    The lack of new pipeline takeaway capacity has contributed to a painful drop in Canada oil prices, with the price of Western Canadian Select falling as low as US$13.27 per barrel on Nov. 15, while its discount against West Texas Intermediate, the North American crude benchmark, widened to as much as US$52.40 per barrel in early October.

    "It's a very difficult problem [and] I know there's going to be a lot of continuing work to think about how we might be able to improve the situation," Morneau said in the interview.

    He pointed to the government's proposals to make it easier for businesses to write off major capital investments as being "advantageous" for the oil and gas sector, while acknowledging it's not a cure-all

    We need less talk and more action: Brett Wilson on Canadian energy

    Canoe Financial chairman Brett Wilson and Business Council of Canada head Goldy Hyder wrap up their discussion on the fall fiscal update and what the tax break means for big businesses.

    The federal budget update has drawn criticism from some in Western Canada, including Canoe Financial Chairman W. Brett Wilson.

    "Let's start with what was offered to Alberta: Nothing. It's a waste of breath and a waste of paper," Wilson said in an interview with BNN Bloomberg.

    In the face of that type of criticism, Morneau defended his strategy and suggested there was no silver bullet solution that the federal government could have included in the fall update to address the challenges facing Alberta's oil sector.

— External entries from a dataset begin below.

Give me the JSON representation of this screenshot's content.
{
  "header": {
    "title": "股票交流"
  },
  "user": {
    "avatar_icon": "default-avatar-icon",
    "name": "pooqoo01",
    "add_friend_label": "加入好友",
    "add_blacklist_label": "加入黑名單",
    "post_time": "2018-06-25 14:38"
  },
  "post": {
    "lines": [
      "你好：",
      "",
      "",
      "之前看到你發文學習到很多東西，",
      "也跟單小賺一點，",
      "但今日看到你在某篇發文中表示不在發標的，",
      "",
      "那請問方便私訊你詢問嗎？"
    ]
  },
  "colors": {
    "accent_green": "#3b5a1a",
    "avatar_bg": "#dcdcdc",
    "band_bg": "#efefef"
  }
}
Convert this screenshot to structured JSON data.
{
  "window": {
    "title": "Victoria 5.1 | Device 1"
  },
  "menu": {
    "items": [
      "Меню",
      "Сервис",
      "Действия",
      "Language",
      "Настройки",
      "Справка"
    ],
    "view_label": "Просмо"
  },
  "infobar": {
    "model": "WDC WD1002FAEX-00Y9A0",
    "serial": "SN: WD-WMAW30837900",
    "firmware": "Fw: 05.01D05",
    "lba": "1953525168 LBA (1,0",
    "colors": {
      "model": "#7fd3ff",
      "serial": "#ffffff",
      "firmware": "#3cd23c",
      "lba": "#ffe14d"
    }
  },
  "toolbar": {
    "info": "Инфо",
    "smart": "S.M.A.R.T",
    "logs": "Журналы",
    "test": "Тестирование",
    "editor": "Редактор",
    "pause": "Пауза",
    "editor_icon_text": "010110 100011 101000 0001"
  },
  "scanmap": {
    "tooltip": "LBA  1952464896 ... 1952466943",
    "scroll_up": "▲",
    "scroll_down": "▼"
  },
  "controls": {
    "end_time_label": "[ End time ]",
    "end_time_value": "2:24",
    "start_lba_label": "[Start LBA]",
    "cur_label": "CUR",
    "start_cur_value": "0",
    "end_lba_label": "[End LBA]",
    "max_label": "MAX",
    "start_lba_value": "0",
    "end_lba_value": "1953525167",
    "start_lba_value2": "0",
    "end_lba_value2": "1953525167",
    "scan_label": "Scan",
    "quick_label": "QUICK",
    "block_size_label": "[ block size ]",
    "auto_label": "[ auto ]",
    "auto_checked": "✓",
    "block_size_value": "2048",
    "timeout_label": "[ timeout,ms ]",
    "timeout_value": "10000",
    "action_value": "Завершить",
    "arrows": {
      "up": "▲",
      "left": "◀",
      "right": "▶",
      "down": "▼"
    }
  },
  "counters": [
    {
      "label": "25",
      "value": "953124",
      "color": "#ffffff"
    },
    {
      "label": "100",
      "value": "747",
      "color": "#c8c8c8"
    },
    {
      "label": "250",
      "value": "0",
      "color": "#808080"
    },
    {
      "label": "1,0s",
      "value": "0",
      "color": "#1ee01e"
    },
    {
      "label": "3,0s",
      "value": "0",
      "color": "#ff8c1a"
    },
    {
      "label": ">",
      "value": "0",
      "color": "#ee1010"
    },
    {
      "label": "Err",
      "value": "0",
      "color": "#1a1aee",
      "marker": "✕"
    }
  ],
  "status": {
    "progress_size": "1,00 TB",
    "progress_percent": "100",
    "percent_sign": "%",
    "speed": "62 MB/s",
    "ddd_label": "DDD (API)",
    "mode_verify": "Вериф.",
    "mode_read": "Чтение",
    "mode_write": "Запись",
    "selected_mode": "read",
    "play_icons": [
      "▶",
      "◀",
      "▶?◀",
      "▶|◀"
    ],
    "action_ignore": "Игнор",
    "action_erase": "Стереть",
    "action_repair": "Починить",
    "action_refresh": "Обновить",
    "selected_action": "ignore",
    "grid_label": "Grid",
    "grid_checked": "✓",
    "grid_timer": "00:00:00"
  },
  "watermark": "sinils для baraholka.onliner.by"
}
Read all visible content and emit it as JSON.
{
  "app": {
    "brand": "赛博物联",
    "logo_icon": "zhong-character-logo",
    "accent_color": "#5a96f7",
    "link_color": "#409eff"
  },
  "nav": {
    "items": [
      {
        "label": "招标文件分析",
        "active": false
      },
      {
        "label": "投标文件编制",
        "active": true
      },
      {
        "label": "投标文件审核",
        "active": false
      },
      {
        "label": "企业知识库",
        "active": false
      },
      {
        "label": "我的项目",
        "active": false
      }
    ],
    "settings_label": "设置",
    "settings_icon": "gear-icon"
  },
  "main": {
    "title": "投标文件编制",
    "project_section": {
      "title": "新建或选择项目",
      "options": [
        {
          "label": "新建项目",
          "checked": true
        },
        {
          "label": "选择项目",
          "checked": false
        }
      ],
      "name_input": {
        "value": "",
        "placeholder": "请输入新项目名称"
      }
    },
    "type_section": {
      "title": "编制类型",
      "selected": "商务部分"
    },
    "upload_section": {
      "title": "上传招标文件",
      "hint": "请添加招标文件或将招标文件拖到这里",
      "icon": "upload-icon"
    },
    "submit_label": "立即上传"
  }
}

    "There is not, in my estimation, any short-term measure we can do to solve the problem," he added. "Certainly, I know that there are businesses in the sector in Alberta that are talking to the Alberta government. We are watching carefully what's going on there, but ensuring that we focus on how we can make sure that, in the long-term, we get to the right answer."